Hybrids and electric cars generate quieter noise levels than engines that guzzle gasoline and diesel. In mass numbers, even these greener vehicles cause a lot of noise, mostly from tire and road friction and wind passage. But they do mean individual cars can sidle through quiet streets without causing much of ruckus (in fact, electric vehicles are sometimes too quiet for comfort — the government requires that these cars make at least some minimal threshold of noise at low speeds in order to give other drivers and bystanders a heads up).

Within cities themselves, developers who are keen to rent quieter office and residential space for a premium are more inclined now to fit new buildings with thicker glass facades or insulation materials that limit noise. Interior designers are outfitting buildings with soundproofing materials, such as acoustic ceiling tiles. Boilers and generators are typically secluded into basement rooms that will not disturb individuals on other floors.

Policy initiatives have also made changes for the better in the past. Bronzaft coauthored a landmark 1975 study that demonstrated the negative impact of noise on student performance in schools. “Here, I do one study on the effects of noise in schools, and the [New York City] Transit Authority quiets the track adjacent to the school, and the Board of Education puts acoustic ceilings in the classrooms,” Bronzaft says. After those changes were made, researchers conducted a follow-up study and found a significant improvement in student reading comprehension. More recently, in 2007, Bronzaft was a major force in helping revise New York City’s noise code, which focused largely on limiting construction site noise and even recommended what types of machinery and tools site workers ought to be using to protect the neighbors.

Bronzaft also points out that community groups such as Noise Pollution ClearinghouseUS-Citizens Aviation Watch, and Noise Free America have had huge success in mandating changes in aircraft routes to protect people on the ground from jet engine roars, loud traffic, and construction. Bronzaft has been involved in efforts in places like New Orleans, which is renowned for its live music, to draft new noise ordinance revisions. She also helped stop a noisy motocross racetrack from being built in Cheyenne, Wyoming. In her view, these instances are evidence that “people can do something. An ordinary citizen can initiate a positive change.”
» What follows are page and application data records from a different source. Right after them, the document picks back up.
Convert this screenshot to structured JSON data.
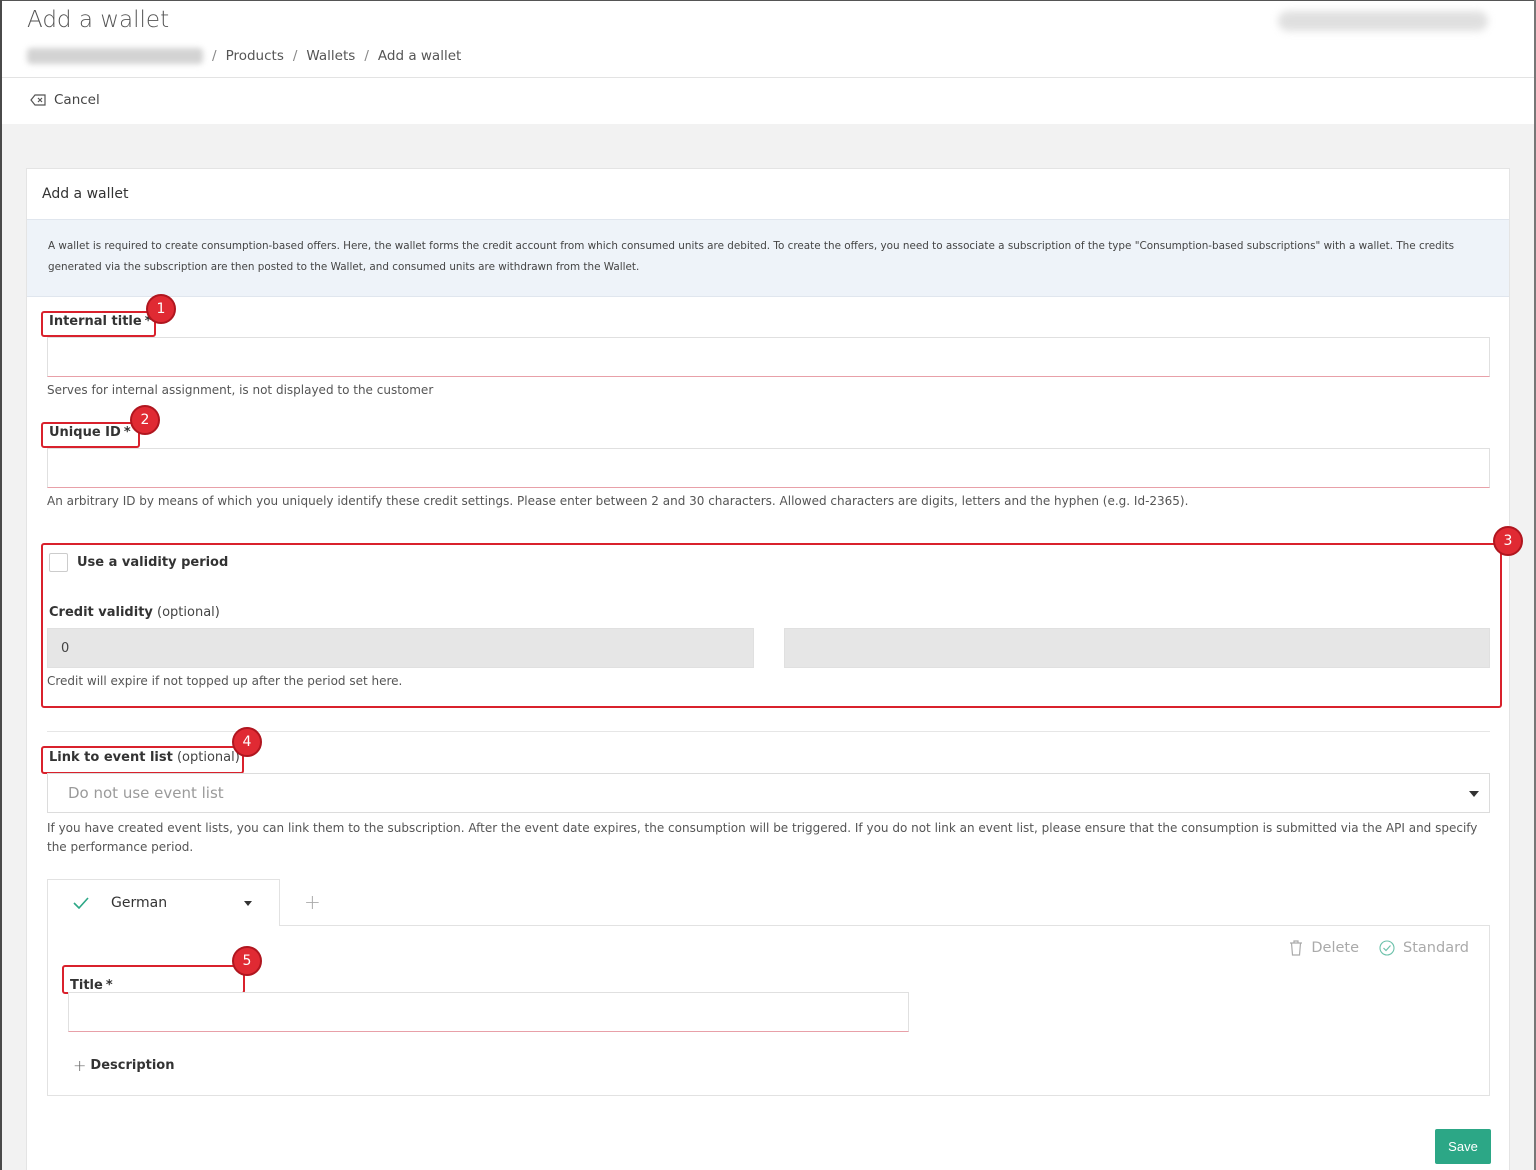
{
  "header": {
    "title": "Add a wallet",
    "breadcrumb": [
      "Products",
      "Wallets",
      "Add a wallet"
    ]
  },
  "toolbar": {
    "cancel_label": "Cancel"
  },
  "panel": {
    "title": "Add a wallet",
    "info": "A wallet is required to create consumption-based offers. Here, the wallet forms the credit account from which consumed units are debited. To create the offers, you need to associate a subscription of the type \"Consumption-based subscriptions\" with a wallet. The credits generated via the subscription are then posted to the Wallet, and consumed units are withdrawn from the Wallet."
  },
  "fields": {
    "internal_title": {
      "label": "Internal title",
      "required": "*",
      "value": "",
      "help": "Serves for internal assignment, is not displayed to the customer"
    },
    "unique_id": {
      "label": "Unique ID",
      "required": "*",
      "value": "",
      "help": "An arbitrary ID by means of which you uniquely identify these credit settings. Please enter between 2 and 30 characters. Allowed characters are digits, letters and the hyphen (e.g. Id-2365)."
    },
    "validity": {
      "checkbox_label": "Use a validity period",
      "checked": false,
      "credit_label": "Credit validity",
      "optional": "(optional)",
      "value": "0",
      "unit_value": "",
      "help": "Credit will expire if not topped up after the period set here."
    },
    "event_list": {
      "label": "Link to event list",
      "optional": "(optional)",
      "selected": "Do not use event list",
      "help": "If you have created event lists, you can link them to the subscription. After the event date expires, the consumption will be triggered. If you do not link an event list, please ensure that the consumption is submitted via the API and specify the performance period."
    }
  },
  "languages": {
    "active_tab": "German",
    "add_tab": "+",
    "delete_label": "Delete",
    "standard_label": "Standard",
    "title_label": "Title",
    "title_required": "*",
    "title_value": "",
    "description_label": "Description",
    "description_plus": "+"
  },
  "annotations": [
    "1",
    "2",
    "3",
    "4",
    "5"
  ],
  "actions": {
    "save_label": "Save"
  },
  "colors": {
    "accent": "#2ca786",
    "annotation": "#d9212c",
    "info_bg": "#eef3f9"
  },
  "icons": [
    "cancel-icon",
    "check-icon",
    "trash-icon",
    "circle-check-icon",
    "plus-icon",
    "chevron-down-icon"
  ]
}
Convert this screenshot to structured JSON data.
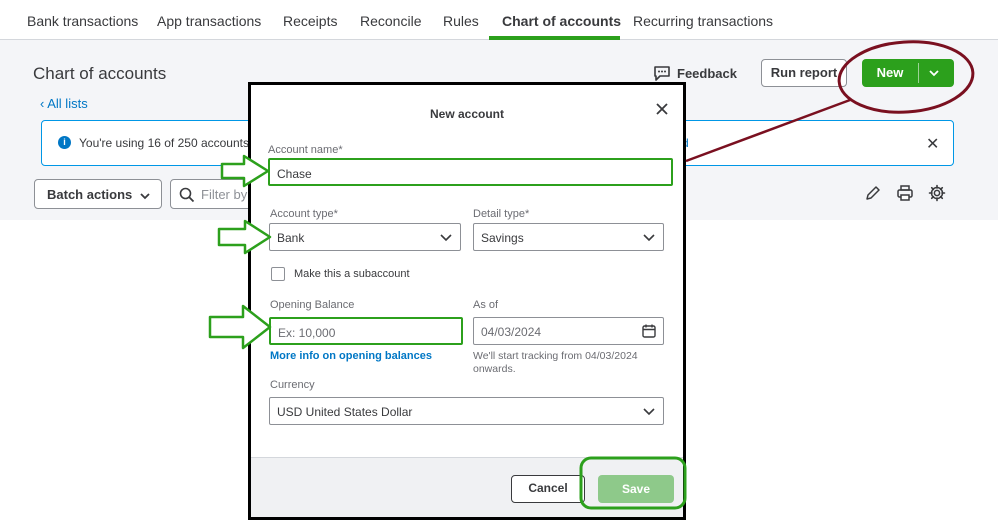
{
  "tabs": [
    {
      "label": "Bank transactions",
      "active": false
    },
    {
      "label": "App transactions",
      "active": false
    },
    {
      "label": "Receipts",
      "active": false
    },
    {
      "label": "Reconcile",
      "active": false
    },
    {
      "label": "Rules",
      "active": false
    },
    {
      "label": "Chart of accounts",
      "active": true
    },
    {
      "label": "Recurring transactions",
      "active": false
    }
  ],
  "page": {
    "title": "Chart of accounts",
    "all_lists": "All lists",
    "feedback": "Feedback",
    "run_report": "Run report",
    "new_button": "New",
    "banner_text": "You're using 16 of 250 accounts",
    "banner_link_fragment": "d",
    "batch_actions": "Batch actions",
    "filter_placeholder": "Filter by"
  },
  "modal": {
    "title": "New account",
    "account_name_label": "Account name*",
    "account_name_value": "Chase",
    "account_type_label": "Account type*",
    "account_type_value": "Bank",
    "detail_type_label": "Detail type*",
    "detail_type_value": "Savings",
    "subaccount_label": "Make this a subaccount",
    "opening_balance_label": "Opening Balance",
    "opening_balance_placeholder": "Ex: 10,000",
    "as_of_label": "As of",
    "as_of_value": "04/03/2024",
    "more_info_link": "More info on opening balances",
    "tracking_helper": "We'll start tracking from 04/03/2024 onwards.",
    "currency_label": "Currency",
    "currency_value": "USD United States Dollar",
    "cancel": "Cancel",
    "save": "Save"
  },
  "colors": {
    "brand_green": "#2ca01c",
    "link_blue": "#0077c5",
    "annotation_maroon": "#7a1020",
    "annotation_green": "#2ca01c"
  }
}
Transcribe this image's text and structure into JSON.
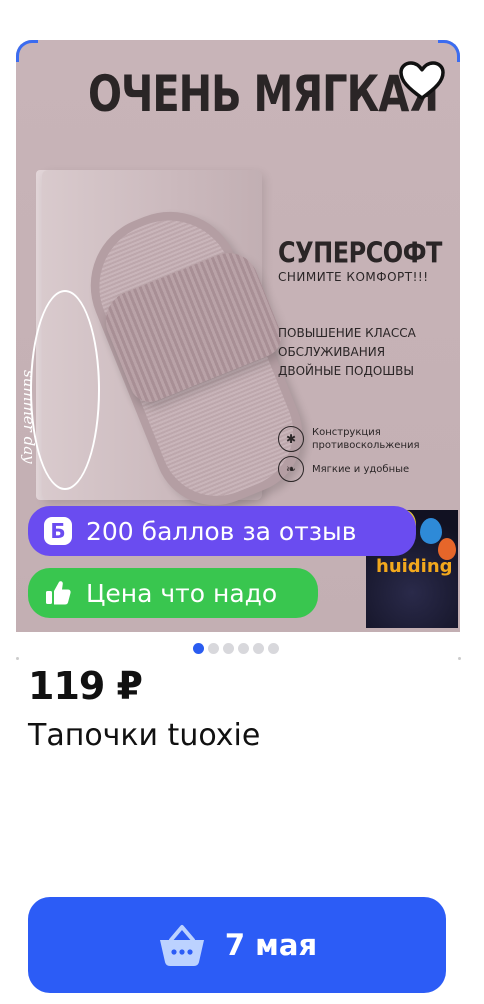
{
  "promo": {
    "title": "ОЧЕНЬ МЯГКАЯ",
    "brand_on_box": "summer day",
    "headline": "СУПЕРСОФТ",
    "subheadline": "СНИМИТЕ КОМФОРТ!!!",
    "features_block": [
      "ПОВЫШЕНИЕ КЛАССА",
      "ОБСЛУЖИВАНИЯ",
      "ДВОЙНЫЕ ПОДОШВЫ"
    ],
    "feature_1": [
      "Конструкция",
      "противоскольжения"
    ],
    "feature_2": "Мягкие и удобные",
    "thumbnail_text": "huiding"
  },
  "badges": {
    "points_icon": "Б",
    "points_text": "200 баллов за отзыв",
    "price_text": "Цена что надо"
  },
  "gallery": {
    "dots_total": 6,
    "active_index": 0
  },
  "product": {
    "price": "119 ₽",
    "name": "Тапочки tuoxie"
  },
  "delivery": {
    "label": "7 мая"
  },
  "colors": {
    "accent_blue": "#2c5cf6",
    "points_purple": "#6a4cf0",
    "price_green": "#39c64f"
  },
  "icons": [
    "heart-icon",
    "thumbs-up-icon",
    "basket-icon"
  ]
}
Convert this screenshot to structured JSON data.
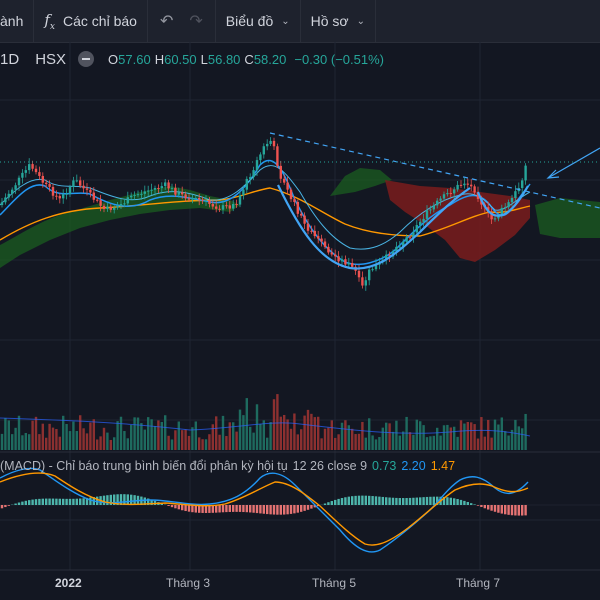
{
  "toolbar": {
    "partial_left": "ành",
    "indicators": "Các chỉ báo",
    "indicators_icon": "fx-icon",
    "chart_type": "Biểu đồ",
    "profile": "Hồ sơ"
  },
  "legend": {
    "interval": "1D",
    "exchange": "HSX",
    "open_label": "O",
    "open": "57.60",
    "high_label": "H",
    "high": "60.50",
    "low_label": "L",
    "low": "56.80",
    "close_label": "C",
    "close": "58.20",
    "change": "−0.30 (−0.51%)"
  },
  "macd": {
    "title": "(MACD) - Chỉ báo trung bình biến đổi phân kỳ hội tụ",
    "params": "12 26 close 9",
    "hist": "0.73",
    "macd": "2.20",
    "signal": "1.47"
  },
  "xaxis": {
    "labels": [
      "2022",
      "Tháng 3",
      "Tháng 5",
      "Tháng 7"
    ]
  },
  "colors": {
    "bg": "#131722",
    "up": "#26a69a",
    "down": "#ef5350",
    "macd_line": "#2196f3",
    "signal_line": "#ff9800",
    "cloud_green": "#1b5e20",
    "cloud_red": "#8b1a1a"
  }
}
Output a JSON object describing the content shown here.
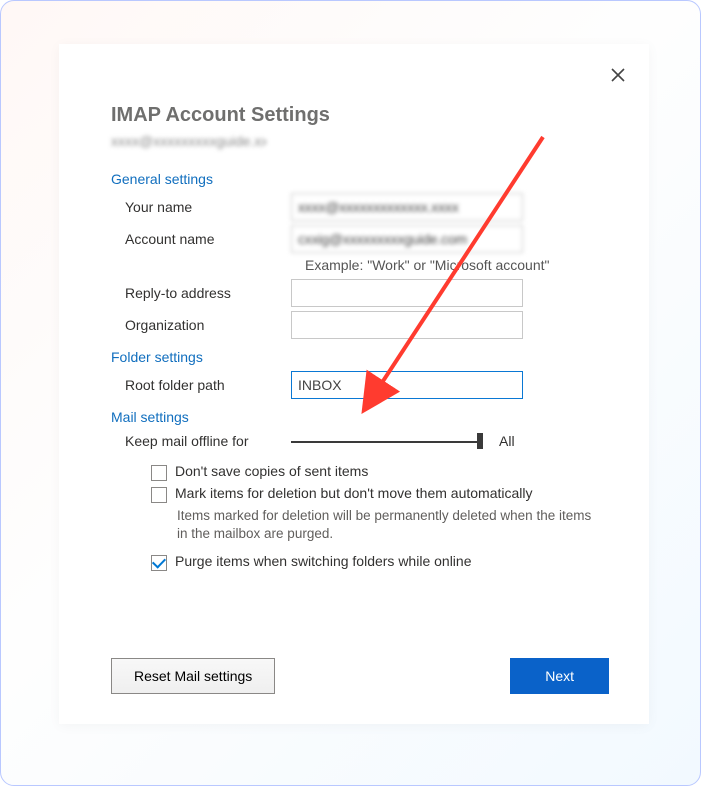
{
  "title": "IMAP Account Settings",
  "obscured_subtitle": "xxxx@xxxxxxxxxguide.xxxx",
  "sections": {
    "general": {
      "heading": "General settings",
      "your_name_label": "Your name",
      "your_name_value": "xxxx@xxxxxxxxxxxxx.xxxx",
      "account_name_label": "Account name",
      "account_name_value": "cxxig@xxxxxxxxxguide.com",
      "example_text": "Example: \"Work\" or \"Microsoft account\"",
      "reply_to_label": "Reply-to address",
      "reply_to_value": "",
      "organization_label": "Organization",
      "organization_value": ""
    },
    "folder": {
      "heading": "Folder settings",
      "root_path_label": "Root folder path",
      "root_path_value": "INBOX"
    },
    "mail": {
      "heading": "Mail settings",
      "keep_offline_label": "Keep mail offline for",
      "keep_offline_value": "All",
      "dont_save_sent_label": "Don't save copies of sent items",
      "dont_save_sent_checked": false,
      "mark_delete_label": "Mark items for deletion but don't move them automatically",
      "mark_delete_checked": false,
      "mark_delete_helper": "Items marked for deletion will be permanently deleted when the items in the mailbox are purged.",
      "purge_label": "Purge items when switching folders while online",
      "purge_checked": true
    }
  },
  "buttons": {
    "reset": "Reset Mail settings",
    "next": "Next"
  }
}
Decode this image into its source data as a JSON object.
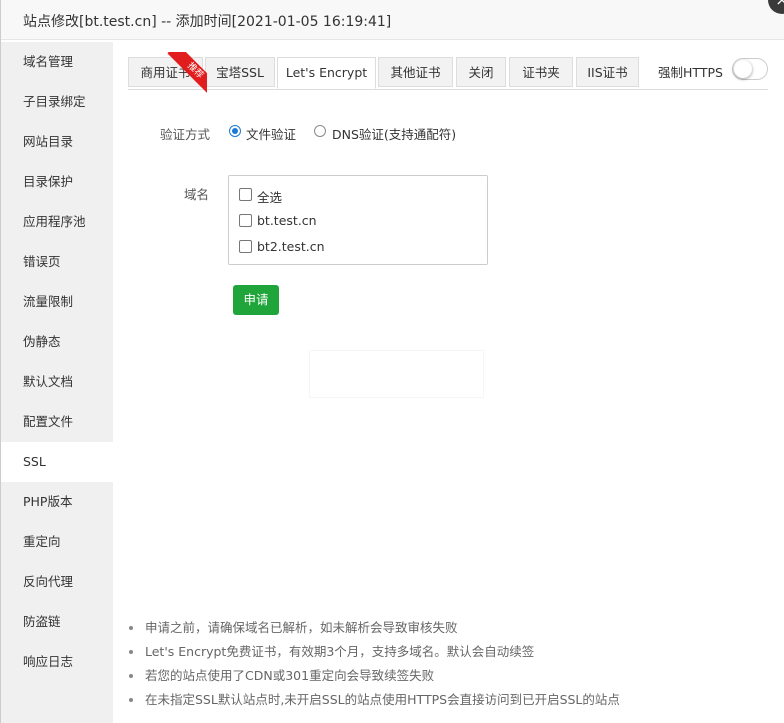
{
  "dialog": {
    "title": "站点修改[bt.test.cn] -- 添加时间[2021-01-05 16:19:41]",
    "close_icon": "close-icon",
    "close_glyph": "×"
  },
  "sidebar": {
    "items": [
      {
        "label": "域名管理"
      },
      {
        "label": "子目录绑定"
      },
      {
        "label": "网站目录"
      },
      {
        "label": "目录保护"
      },
      {
        "label": "应用程序池"
      },
      {
        "label": "错误页"
      },
      {
        "label": "流量限制"
      },
      {
        "label": "伪静态"
      },
      {
        "label": "默认文档"
      },
      {
        "label": "配置文件"
      },
      {
        "label": "SSL",
        "active": true
      },
      {
        "label": "PHP版本"
      },
      {
        "label": "重定向"
      },
      {
        "label": "反向代理"
      },
      {
        "label": "防盗链"
      },
      {
        "label": "响应日志"
      }
    ]
  },
  "tabs": {
    "items": [
      {
        "label": "商用证书"
      },
      {
        "label": "宝塔SSL"
      },
      {
        "label": "Let's Encrypt",
        "active": true
      },
      {
        "label": "其他证书"
      },
      {
        "label": "关闭"
      },
      {
        "label": "证书夹"
      },
      {
        "label": "IIS证书"
      }
    ],
    "ribbon_label": "推荐",
    "ribbon_color": "#e21d1d"
  },
  "force_https": {
    "label": "强制HTTPS",
    "enabled": false
  },
  "form": {
    "verify_label": "验证方式",
    "verify_options": [
      {
        "label": "文件验证",
        "checked": true
      },
      {
        "label": "DNS验证(支持通配符)",
        "checked": false
      }
    ],
    "domain_label": "域名",
    "domains": [
      {
        "label": "全选",
        "checked": false
      },
      {
        "label": "bt.test.cn",
        "checked": false
      },
      {
        "label": "bt2.test.cn",
        "checked": false
      }
    ],
    "apply_label": "申请",
    "apply_color": "#20a53a"
  },
  "notes": [
    "申请之前，请确保域名已解析，如未解析会导致审核失败",
    "Let's Encrypt免费证书，有效期3个月，支持多域名。默认会自动续签",
    "若您的站点使用了CDN或301重定向会导致续签失败",
    "在未指定SSL默认站点时,未开启SSL的站点使用HTTPS会直接访问到已开启SSL的站点"
  ],
  "colors": {
    "accent_blue": "#1b78d6",
    "sidebar_bg": "#f0f0f0"
  }
}
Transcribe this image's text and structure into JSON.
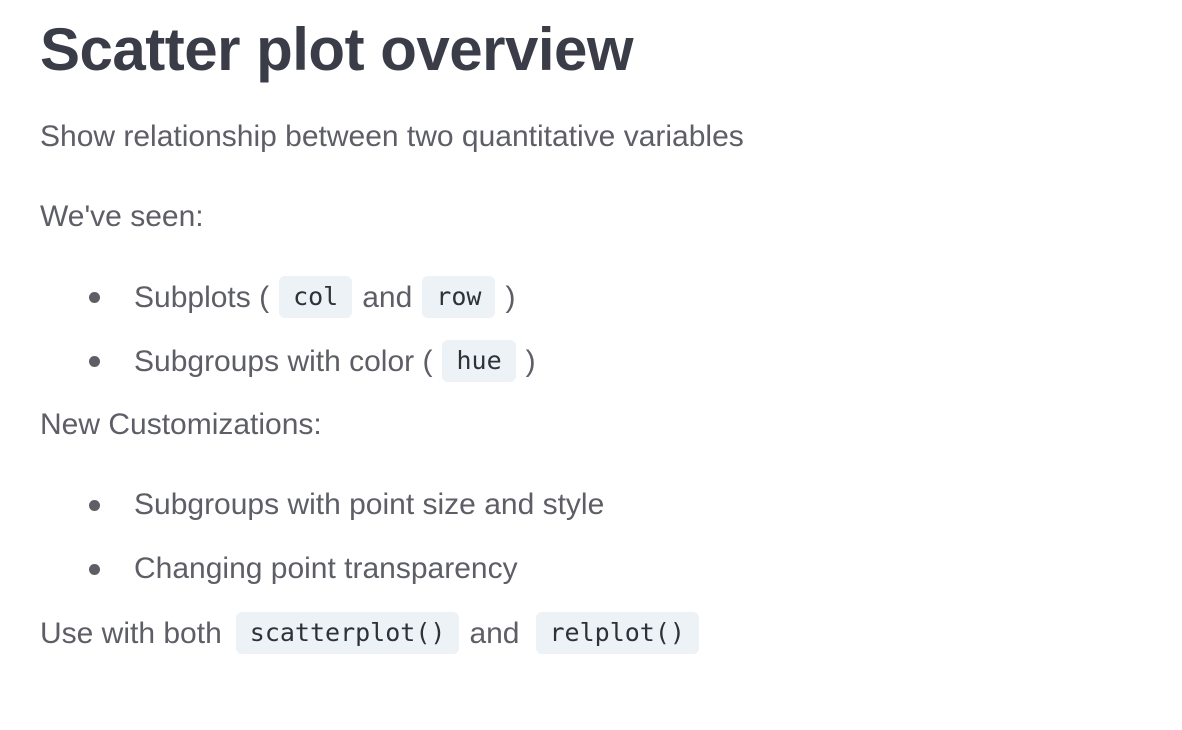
{
  "title": "Scatter plot overview",
  "intro": "Show relationship between two quantitative variables",
  "seen_heading": "We've seen:",
  "seen": {
    "item1": {
      "before": "Subplots (",
      "code1": "col",
      "middle": "and",
      "code2": "row",
      "after": ")"
    },
    "item2": {
      "before": "Subgroups with color (",
      "code": "hue",
      "after": ")"
    }
  },
  "new_heading": "New Customizations:",
  "new_items": [
    "Subgroups with point size and style",
    "Changing point transparency"
  ],
  "usage": {
    "before": "Use with both",
    "code1": "scatterplot()",
    "middle": "and",
    "code2": "relplot()"
  },
  "colors": {
    "title": "#3a3c47",
    "text": "#5d5e66",
    "code_background": "#edf2f6",
    "code_text": "#2e3139"
  }
}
Bronzaft is especially bullish on educating children and young adults into taking local action, especially since noise control has been effectively ceded by the U.S. Environmental Protection Agency (EPA) to state and local governments. She lauds the NYC Department of Environmental Protection’s online curriculum on sound and noise, “to teach children about the beauty of sound and the dangers of noise,” as a great example of how to embed noise pollution awareness early. “You should always start with children,” she says.

Given how ineffable noise can be, many people can’t afford to wait for policy changes or large infrastructure projects to help them find some quiet. Luckily, personal technology solutions are becoming more popular. Sommerfeldt is an expert in a field called Active Noise Control (ANC) — the method of using noise to cancel out noise. “This is generally a low-frequency solution,” he says. A popular example is noise-canceling headphones, which protect the user’s ears from outside sound by generating their own white noise. Some cars are also beginning to use ANC solutions to block out external noise (especially from the engine) for passengers inside a vehicle. “It’s relatively easy to implement for cars — up to a certain point,” says Sommerfeldt. “It’s more challenging to make it quiet over a large region or the region completely inside an automobile or plane.”

Critics might decry all of this spending on an issue that doesn’t seem to be immediately hazardous, but Bronzaft emphasizes that the problems caused by noise compound over time if not addressed. Solving noise pollution is a preemptive measure that can forestall bigger physiological and learning issues people may later develop. “Health and student education cost a lot of money in this country,” says Bronzaft. “It’s cheaper in the long term to quiet things down.”

Ultimately, a game-changing factor might simply be accruing more data on the subject so that policy-makers and engineers can put it to use. Some researchers are trying to leverage new technologies to solve that obstacle. A team of scientists at New York University’s Music and Audio Research Lab (MARL) recently launched the Sounds of New York City (SONYC) initiative, which seeks to distribute compact sensors throughout NYC to generate an acoustic “map” of the city to better understand how sounds get dispersed in the city, and what areas are louder than others. As the city that never sleeps with a din to fit, NYC is a pretty obvious testbed for such a project. If SONYC is successful, its data could be combined to health and safety studies to demonstrate more about how debilitating noise pollution is to our lives, and to wildlife populations in nearby regions.

It’s impossible to conceive of a quiet future for the planet — surely, things will only get noisier. True quiet will be increasingly hard to find. But new innovations could go a long way in helping the average person better navigate through the hullabaloo of a clamorous world. There’s little reason to believe it’s inevitable we’ll all go deaf by 55.